Councillors seek rejection of Johnny Ronan affordable housing deal

Council’s head of planning says deal ‘disappoints everyone’

Dublin city councillors have voted for the rejection of a deal with developer Johnny Ronan at the Irish Glass Bottle site in Ringsend which would see the number of affordable homes promised reduced from 15 to just 4 per cent.

In 2020, a consortium involving Ronan Group Real Estate, Oaktree Capital Management and Lioncor Developments was chosen as the preferred bidder to develop up to 3,800 apartments on the former industrial lands on the Poolbeg Peninsula.

Under planning laws, 10 per cent of the new homes must be sold to Dublin City Council for social housing. In May 2017, however, in order to secure councillors’ approval for the redevelopment plans, then Minister for Environment Simon Coveney agreed State funding would be made available for an additional 15 per cent affordable homes.

However, a deal negotiated between the council management, the Department of Housing and the consortium on the first phase of 570 apartments, while it would include 57 social apartments, would provide only 25 affordable homes, or just 4 per cent.


Councillors on Monday night supported a Sinn Féin motion calling on the council management to reject the deal.

“Dublin City Councillors see that this is a bad deal. It falls far short of the expectations of the elected members of the local community and far short of the agreed master plan, which stipulated that 15 per cent of the units would be for affordable housing for rent and purchase,” Sinn Fein councillor Daniel Céitinn said.

The council’s head of planning, Richard Shakespeare, said no one was happy with the deal but it was the best the council could achieve.
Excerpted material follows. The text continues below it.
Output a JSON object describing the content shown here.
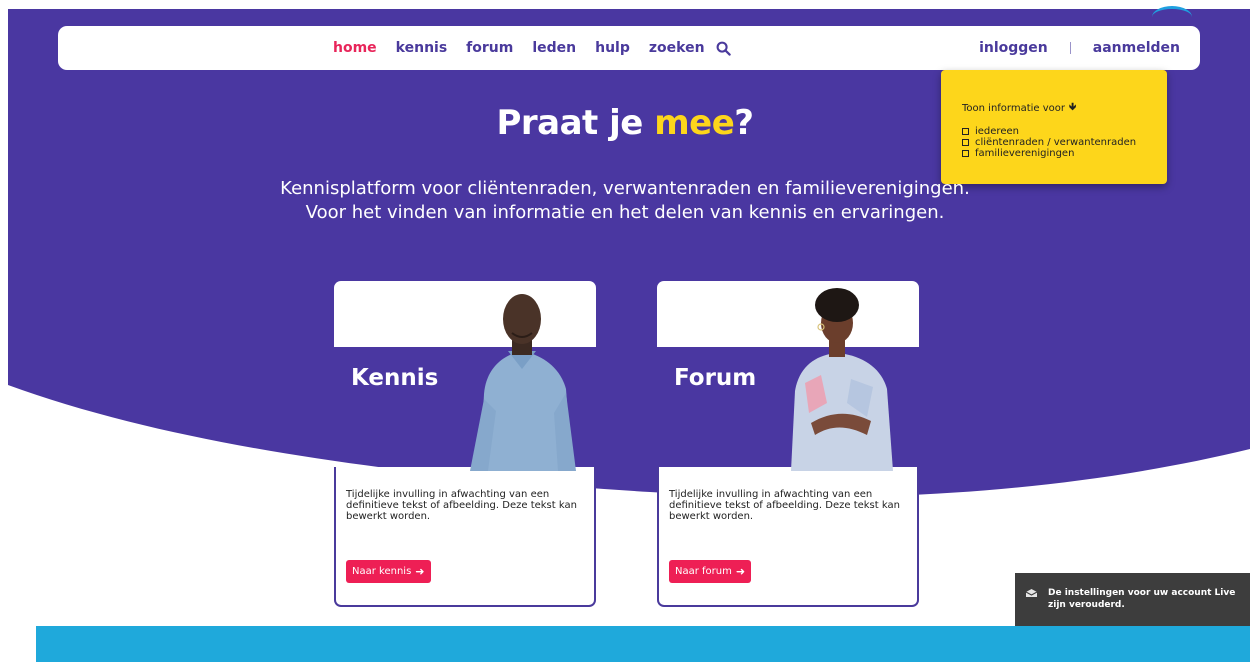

“The city council, the Department and Lioncor have been in discussions for a year trying to come to some agreement that is acceptable to all or, to put it another way, disappoints everyone.”

He said the council did not have to achieve the 15 per cent affordable housing level in the first phase of the development but had to achieve that percentage over the fully completed development.

“I believe we are on legally solid ground in taking it in digestible chunks. This is best we can do.”

The site would take 10 years to develop and the council would, by the end of this period, have secured the full complement of affordable housing, he said.

In July 2019, Nama began a sales process on the site seeking cash bids in excess of €125 million for an 80 per cent stake.

In July of 2020, the Ronan consortium was named as preferred bidders, when it was reported to have offered €200 million for the 80 per cent controlling stake.

The site, and surrounding lands on the peninsula, have been designated as a Strategic Development Zone. Under this fast-track planning designation, projects approved by the council cannot be appealed to An Bord Pleanála.

Blocks of up to 16 storeys or 50m are permitted under the scheme but most will be within the four to seven storey commercial and up to nine storey residential range.

The Irish Glass Bottle Company site was bought in 2006 for €412 million by a consortium involving developer Bernard McNamara and State body the Dublin Docklands Development Authority. Nama bought the debt associated with the site from the now defunct Anglo Irish Bank after the property crash.

Olivia Kelly

Olivia Kelly

Olivia Kelly is Dublin Editor of The Irish Times